Directions —
The number of lines holding "CALL" in the listing below is all you should give.

* * *

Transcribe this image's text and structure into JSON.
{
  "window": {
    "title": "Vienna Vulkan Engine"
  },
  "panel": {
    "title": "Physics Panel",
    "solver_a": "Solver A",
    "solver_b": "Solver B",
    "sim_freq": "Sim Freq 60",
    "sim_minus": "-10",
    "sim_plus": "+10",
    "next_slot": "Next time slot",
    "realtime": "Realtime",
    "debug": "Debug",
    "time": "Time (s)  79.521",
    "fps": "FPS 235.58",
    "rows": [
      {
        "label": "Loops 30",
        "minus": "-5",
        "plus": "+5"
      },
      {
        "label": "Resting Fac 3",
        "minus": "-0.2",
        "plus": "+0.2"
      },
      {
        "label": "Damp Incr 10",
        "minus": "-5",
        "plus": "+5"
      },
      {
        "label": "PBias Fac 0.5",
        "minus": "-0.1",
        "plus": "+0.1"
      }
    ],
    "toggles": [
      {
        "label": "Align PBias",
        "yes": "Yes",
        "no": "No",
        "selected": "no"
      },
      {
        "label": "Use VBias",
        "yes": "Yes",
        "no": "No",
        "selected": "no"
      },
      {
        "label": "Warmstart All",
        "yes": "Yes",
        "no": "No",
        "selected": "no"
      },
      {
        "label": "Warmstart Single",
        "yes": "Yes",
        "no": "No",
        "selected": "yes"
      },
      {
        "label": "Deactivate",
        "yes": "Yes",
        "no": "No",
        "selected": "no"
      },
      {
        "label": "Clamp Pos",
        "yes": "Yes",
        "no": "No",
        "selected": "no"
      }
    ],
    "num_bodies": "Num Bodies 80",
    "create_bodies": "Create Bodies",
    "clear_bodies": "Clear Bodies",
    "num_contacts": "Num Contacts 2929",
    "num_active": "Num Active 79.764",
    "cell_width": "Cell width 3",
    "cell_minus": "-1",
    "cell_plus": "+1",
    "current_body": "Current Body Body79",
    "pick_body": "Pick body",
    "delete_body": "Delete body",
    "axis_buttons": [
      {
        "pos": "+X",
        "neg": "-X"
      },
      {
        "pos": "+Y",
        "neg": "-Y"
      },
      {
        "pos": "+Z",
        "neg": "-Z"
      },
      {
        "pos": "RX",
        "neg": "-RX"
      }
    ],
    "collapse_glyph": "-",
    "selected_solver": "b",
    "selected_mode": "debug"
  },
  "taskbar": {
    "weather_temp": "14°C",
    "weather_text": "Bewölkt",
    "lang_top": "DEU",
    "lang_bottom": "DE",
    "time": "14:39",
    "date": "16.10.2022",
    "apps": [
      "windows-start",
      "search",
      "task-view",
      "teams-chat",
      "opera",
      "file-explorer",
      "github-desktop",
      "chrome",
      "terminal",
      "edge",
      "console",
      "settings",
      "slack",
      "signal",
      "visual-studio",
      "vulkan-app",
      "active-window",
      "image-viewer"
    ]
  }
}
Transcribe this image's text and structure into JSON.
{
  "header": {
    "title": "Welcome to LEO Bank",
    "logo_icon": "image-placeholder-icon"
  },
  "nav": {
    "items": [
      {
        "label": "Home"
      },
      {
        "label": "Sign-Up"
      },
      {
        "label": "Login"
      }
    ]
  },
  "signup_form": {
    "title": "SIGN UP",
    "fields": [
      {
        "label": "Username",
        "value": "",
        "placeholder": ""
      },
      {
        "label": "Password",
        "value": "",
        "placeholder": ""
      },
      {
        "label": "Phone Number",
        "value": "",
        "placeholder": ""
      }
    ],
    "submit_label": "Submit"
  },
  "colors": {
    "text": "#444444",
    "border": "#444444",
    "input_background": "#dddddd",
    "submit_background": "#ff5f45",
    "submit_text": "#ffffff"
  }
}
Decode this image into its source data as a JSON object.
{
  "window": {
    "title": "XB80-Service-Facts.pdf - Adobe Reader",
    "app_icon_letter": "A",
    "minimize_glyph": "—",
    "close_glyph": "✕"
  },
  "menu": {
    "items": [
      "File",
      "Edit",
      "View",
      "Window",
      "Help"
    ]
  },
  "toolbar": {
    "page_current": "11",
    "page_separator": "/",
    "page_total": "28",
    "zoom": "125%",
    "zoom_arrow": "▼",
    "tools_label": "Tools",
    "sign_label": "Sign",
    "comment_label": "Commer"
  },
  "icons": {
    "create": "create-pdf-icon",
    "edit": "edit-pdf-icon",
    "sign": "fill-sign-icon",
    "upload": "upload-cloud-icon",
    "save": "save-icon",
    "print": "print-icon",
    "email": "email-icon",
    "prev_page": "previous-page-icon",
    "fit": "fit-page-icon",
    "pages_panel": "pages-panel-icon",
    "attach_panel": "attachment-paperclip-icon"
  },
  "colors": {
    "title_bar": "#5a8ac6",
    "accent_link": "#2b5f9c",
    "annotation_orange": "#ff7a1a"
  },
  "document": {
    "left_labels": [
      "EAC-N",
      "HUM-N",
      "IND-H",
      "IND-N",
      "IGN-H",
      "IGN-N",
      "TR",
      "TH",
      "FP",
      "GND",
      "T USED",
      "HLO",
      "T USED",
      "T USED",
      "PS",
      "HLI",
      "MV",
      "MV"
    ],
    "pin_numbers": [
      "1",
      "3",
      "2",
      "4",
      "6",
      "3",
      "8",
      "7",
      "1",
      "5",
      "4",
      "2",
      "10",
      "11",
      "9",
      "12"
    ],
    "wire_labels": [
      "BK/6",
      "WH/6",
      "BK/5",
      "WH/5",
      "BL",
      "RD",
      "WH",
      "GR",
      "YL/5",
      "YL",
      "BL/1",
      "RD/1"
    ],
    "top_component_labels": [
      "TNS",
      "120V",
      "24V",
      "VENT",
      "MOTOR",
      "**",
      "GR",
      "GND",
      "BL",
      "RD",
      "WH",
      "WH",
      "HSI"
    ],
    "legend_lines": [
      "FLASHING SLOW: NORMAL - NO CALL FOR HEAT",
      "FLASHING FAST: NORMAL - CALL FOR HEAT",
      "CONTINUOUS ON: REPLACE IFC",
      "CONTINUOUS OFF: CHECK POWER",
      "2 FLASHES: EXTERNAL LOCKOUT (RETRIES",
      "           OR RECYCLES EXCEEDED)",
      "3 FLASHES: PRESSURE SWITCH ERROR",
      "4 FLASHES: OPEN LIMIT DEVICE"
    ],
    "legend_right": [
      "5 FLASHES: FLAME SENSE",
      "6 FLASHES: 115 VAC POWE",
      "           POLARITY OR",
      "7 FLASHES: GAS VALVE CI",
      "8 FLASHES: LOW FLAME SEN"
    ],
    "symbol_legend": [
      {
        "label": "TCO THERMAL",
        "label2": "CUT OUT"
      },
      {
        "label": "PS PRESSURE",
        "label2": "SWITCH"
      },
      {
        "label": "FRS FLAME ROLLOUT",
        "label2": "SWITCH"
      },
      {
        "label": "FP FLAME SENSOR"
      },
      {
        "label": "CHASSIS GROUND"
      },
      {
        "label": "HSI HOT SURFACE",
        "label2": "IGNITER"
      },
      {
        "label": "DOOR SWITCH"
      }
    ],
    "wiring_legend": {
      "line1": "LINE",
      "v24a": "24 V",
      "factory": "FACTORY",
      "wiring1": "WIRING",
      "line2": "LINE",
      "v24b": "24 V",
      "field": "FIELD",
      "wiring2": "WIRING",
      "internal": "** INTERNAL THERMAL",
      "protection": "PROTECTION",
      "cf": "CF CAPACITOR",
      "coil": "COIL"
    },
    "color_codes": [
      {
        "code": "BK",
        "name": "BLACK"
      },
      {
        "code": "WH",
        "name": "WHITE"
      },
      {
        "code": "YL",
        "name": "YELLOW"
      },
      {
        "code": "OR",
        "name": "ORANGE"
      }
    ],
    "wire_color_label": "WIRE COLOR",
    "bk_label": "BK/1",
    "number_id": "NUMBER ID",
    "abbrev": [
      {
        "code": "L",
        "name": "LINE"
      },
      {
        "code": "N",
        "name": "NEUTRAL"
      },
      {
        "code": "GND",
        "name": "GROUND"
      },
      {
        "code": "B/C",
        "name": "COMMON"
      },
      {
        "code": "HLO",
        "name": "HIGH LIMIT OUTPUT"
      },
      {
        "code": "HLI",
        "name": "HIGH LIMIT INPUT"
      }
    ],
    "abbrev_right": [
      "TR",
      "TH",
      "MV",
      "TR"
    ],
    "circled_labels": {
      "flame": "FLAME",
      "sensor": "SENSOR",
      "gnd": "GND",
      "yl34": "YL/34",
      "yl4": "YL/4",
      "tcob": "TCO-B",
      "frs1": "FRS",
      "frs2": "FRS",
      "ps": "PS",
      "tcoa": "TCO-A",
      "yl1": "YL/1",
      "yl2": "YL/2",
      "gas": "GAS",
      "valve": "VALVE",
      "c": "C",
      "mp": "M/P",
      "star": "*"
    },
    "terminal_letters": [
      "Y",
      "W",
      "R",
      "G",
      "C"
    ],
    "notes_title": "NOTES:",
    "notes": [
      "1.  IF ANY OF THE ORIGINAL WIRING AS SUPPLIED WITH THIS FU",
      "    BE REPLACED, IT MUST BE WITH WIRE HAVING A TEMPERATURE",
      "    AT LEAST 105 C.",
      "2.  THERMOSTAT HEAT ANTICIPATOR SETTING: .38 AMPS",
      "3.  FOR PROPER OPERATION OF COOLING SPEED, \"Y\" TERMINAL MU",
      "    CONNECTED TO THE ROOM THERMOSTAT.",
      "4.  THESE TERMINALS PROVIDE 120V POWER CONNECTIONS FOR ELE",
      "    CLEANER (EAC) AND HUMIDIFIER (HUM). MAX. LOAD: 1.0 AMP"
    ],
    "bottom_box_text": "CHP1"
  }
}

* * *

Output for this exercise —
2